--- The input Enclosed Below ---

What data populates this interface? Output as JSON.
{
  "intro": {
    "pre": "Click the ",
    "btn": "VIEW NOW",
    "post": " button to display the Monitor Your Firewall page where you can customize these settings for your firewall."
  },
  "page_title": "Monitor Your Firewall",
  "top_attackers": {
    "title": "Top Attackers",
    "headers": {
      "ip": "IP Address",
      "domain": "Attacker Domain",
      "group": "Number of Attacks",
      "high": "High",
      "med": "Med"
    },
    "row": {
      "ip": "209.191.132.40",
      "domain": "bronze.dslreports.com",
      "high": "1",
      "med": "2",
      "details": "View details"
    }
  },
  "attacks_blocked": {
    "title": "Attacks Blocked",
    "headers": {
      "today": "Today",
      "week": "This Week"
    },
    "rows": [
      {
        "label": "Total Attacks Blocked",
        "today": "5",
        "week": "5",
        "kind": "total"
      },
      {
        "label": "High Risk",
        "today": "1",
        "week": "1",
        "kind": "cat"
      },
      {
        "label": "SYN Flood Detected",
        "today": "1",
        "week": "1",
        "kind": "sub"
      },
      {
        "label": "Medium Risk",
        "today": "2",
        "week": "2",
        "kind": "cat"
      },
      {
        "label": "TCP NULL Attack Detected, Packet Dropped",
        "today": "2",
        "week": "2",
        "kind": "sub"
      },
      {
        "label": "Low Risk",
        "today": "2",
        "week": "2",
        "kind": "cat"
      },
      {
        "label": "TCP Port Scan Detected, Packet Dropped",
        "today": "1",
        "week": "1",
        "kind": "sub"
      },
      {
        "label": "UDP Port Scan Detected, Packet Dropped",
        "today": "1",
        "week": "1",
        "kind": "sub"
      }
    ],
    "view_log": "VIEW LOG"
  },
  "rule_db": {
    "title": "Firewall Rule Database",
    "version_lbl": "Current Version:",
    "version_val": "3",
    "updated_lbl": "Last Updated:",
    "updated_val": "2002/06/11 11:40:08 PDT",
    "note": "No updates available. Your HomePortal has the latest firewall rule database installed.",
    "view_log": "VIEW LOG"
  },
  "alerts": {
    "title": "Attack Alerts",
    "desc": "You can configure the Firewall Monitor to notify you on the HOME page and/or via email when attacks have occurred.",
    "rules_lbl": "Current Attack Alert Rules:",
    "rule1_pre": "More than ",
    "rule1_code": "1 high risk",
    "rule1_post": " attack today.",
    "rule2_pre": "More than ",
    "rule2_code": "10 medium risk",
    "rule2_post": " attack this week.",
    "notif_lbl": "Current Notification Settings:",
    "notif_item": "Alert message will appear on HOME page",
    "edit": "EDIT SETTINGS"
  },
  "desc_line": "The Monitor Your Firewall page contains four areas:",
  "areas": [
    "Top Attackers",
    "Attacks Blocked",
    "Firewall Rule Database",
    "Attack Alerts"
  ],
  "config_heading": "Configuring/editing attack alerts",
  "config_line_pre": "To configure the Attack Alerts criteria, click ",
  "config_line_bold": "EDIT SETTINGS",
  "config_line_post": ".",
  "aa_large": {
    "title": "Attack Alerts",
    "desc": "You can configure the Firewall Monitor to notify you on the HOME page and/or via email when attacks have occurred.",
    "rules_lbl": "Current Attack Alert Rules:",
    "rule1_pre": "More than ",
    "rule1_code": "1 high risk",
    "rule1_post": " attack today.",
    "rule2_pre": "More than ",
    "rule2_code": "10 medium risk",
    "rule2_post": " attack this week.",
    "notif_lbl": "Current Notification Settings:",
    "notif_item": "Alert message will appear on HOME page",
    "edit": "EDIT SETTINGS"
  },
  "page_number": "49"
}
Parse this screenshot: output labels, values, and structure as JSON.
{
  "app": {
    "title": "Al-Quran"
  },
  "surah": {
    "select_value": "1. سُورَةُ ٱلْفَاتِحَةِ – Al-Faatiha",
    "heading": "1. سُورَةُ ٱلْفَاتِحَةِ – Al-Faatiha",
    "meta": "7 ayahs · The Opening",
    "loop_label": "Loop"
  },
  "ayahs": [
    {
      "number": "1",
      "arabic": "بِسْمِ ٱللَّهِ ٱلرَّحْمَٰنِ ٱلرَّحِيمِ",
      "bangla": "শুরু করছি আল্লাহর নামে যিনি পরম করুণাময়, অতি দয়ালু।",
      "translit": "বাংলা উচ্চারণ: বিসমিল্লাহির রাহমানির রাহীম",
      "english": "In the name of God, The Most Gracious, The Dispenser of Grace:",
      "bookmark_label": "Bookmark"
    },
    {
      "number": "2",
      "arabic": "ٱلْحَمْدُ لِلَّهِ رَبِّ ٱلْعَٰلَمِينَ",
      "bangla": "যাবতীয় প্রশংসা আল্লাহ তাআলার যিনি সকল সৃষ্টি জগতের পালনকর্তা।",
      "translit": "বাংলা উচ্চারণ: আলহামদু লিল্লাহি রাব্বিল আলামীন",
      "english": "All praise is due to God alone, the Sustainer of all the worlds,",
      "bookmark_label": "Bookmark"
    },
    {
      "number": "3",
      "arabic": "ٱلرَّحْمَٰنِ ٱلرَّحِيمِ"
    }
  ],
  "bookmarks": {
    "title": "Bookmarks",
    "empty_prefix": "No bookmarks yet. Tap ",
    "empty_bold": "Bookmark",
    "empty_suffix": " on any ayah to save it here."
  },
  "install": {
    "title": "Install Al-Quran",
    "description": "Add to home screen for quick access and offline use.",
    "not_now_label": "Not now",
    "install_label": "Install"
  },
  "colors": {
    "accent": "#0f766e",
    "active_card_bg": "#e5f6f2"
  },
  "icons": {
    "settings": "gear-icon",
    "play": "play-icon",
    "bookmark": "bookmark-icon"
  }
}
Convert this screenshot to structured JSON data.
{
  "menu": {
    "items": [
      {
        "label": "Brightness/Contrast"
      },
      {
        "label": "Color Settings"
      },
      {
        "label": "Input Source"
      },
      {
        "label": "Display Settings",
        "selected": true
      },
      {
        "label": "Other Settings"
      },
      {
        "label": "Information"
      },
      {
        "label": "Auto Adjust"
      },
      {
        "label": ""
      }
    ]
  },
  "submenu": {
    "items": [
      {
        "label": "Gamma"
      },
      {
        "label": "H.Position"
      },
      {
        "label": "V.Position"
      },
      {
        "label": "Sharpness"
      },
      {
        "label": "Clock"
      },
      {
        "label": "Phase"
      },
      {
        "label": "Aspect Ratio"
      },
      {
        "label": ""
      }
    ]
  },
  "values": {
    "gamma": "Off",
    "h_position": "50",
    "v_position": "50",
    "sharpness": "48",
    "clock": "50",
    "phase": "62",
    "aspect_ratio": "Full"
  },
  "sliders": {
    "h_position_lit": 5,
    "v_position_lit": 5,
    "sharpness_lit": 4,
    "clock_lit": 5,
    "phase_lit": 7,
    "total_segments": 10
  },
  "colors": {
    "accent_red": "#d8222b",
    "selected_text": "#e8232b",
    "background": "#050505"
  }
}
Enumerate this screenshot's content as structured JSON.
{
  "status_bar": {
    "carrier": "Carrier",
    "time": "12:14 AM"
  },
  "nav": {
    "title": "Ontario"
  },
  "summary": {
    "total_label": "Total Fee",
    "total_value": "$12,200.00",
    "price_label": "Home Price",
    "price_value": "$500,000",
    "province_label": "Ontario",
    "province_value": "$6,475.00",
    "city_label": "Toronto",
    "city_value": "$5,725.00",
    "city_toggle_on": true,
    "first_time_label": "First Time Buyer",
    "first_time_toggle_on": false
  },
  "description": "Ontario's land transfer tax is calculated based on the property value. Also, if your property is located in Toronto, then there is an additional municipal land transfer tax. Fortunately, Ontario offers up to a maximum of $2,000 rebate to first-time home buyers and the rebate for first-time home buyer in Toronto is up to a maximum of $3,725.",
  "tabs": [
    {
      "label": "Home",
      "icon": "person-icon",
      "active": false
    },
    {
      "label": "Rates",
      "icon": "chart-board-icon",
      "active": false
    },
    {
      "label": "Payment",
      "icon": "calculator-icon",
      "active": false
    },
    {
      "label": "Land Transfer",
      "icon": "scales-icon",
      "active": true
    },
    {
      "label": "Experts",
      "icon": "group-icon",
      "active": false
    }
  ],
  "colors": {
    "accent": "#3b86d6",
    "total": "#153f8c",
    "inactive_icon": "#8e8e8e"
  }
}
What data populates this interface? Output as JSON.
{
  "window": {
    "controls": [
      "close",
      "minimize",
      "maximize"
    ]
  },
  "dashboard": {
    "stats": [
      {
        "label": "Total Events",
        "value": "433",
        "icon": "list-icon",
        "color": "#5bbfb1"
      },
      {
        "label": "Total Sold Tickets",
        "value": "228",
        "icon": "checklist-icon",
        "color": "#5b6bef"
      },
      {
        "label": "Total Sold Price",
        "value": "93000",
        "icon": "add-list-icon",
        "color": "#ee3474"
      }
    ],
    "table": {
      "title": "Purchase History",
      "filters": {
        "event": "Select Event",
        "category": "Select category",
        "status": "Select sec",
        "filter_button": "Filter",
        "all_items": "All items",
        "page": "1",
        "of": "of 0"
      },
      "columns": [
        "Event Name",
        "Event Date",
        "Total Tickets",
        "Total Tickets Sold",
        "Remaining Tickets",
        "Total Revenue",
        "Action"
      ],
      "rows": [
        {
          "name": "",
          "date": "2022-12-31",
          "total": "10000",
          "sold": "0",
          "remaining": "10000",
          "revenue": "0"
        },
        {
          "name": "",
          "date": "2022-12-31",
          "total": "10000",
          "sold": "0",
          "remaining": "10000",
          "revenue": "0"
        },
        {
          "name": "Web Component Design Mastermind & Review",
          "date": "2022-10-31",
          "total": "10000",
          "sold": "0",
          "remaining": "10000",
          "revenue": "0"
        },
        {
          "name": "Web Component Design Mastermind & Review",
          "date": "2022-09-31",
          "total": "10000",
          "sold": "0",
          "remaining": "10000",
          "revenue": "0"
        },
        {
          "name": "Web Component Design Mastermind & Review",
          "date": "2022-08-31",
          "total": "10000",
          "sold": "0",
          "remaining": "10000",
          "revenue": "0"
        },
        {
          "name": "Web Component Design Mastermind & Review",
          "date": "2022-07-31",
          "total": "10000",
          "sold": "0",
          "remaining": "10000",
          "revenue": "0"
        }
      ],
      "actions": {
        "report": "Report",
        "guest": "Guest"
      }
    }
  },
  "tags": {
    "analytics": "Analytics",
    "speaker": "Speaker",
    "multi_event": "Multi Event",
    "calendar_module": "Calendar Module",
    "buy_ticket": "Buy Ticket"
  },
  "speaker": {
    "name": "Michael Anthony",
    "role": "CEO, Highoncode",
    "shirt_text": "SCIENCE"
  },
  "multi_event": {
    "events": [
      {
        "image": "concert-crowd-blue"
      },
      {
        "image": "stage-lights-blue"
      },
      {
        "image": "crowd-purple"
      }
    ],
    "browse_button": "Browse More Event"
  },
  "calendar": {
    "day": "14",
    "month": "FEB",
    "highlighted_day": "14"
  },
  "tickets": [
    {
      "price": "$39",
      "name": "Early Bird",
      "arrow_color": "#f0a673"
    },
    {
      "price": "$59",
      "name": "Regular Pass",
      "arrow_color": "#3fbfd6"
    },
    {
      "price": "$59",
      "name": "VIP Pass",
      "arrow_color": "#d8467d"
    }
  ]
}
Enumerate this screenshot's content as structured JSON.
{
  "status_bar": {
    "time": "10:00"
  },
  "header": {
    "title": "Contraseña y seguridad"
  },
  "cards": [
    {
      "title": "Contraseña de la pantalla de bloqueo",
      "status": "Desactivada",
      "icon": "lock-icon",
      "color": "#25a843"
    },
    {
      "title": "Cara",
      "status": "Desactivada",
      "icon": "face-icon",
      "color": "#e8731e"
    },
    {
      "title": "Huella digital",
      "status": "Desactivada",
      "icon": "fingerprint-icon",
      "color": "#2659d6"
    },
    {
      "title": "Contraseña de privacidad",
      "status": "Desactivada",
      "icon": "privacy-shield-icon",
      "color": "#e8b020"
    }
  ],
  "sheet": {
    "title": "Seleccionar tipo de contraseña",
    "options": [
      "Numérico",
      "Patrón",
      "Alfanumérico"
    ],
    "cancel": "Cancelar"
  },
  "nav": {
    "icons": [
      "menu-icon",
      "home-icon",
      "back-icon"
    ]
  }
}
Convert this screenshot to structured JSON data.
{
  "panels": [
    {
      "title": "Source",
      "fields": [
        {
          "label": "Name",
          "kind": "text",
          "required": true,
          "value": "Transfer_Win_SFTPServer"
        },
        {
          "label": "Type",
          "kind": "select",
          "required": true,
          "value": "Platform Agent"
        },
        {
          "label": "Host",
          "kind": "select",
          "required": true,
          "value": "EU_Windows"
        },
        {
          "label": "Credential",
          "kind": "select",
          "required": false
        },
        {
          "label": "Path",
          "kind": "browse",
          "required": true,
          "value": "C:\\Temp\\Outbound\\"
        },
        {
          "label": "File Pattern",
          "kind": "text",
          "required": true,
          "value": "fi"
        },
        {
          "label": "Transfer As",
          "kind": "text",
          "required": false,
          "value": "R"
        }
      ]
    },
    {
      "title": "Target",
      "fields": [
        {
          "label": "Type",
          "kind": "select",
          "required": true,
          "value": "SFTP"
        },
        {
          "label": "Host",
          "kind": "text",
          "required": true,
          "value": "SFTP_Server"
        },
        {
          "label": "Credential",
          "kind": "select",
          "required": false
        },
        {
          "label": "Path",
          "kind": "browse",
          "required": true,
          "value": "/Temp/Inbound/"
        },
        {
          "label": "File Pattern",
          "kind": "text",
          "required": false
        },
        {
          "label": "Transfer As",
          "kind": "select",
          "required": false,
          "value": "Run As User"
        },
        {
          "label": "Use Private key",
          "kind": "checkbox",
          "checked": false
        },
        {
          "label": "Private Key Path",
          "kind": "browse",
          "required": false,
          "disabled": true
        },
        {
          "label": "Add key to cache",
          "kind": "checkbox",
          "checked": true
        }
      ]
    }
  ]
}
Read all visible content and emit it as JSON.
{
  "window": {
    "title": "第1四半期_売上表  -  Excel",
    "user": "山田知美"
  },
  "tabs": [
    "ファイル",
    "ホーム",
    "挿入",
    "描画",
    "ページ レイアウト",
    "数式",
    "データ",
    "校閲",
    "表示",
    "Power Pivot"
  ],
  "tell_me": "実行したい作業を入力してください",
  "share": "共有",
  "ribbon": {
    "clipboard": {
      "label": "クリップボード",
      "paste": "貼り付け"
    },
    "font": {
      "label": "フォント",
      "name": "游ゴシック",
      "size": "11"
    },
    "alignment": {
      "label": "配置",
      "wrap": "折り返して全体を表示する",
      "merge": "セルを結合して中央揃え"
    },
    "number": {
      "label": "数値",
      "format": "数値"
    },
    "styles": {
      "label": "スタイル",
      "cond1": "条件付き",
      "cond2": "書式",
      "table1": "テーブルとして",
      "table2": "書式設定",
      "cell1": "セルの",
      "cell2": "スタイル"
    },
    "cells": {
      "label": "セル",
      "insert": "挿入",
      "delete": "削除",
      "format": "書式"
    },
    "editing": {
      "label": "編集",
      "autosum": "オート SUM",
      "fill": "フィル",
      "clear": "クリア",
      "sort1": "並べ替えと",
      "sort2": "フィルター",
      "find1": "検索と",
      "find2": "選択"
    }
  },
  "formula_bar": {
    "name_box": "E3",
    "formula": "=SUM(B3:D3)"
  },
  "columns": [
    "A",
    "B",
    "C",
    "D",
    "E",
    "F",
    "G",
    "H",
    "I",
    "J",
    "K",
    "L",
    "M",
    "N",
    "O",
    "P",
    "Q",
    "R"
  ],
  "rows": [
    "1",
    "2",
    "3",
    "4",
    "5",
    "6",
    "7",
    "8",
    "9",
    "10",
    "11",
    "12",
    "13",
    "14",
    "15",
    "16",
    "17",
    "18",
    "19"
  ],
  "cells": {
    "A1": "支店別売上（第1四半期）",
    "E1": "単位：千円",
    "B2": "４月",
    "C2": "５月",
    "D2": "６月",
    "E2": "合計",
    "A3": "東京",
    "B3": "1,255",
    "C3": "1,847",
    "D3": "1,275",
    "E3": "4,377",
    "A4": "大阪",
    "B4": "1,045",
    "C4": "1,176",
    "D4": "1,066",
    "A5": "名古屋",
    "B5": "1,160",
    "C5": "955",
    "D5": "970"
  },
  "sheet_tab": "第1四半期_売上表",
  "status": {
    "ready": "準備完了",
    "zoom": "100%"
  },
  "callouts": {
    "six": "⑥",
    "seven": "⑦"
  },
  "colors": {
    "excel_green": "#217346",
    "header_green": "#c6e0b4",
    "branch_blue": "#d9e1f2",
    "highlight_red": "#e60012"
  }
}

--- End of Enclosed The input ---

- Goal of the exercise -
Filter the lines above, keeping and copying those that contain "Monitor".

- Answer to the exercise -
    "post": " button to display the Monitor Your Firewall page where you can customize these settings for your firewall."
  "page_title": "Monitor Your Firewall",
    "desc": "You can configure the Firewall Monitor to notify you on the HOME page and/or via email when attacks have occurred.",
  "desc_line": "The Monitor Your Firewall page contains four areas:",
    "desc": "You can configure the Firewall Monitor to notify you on the HOME page and/or via email when attacks have occurred.",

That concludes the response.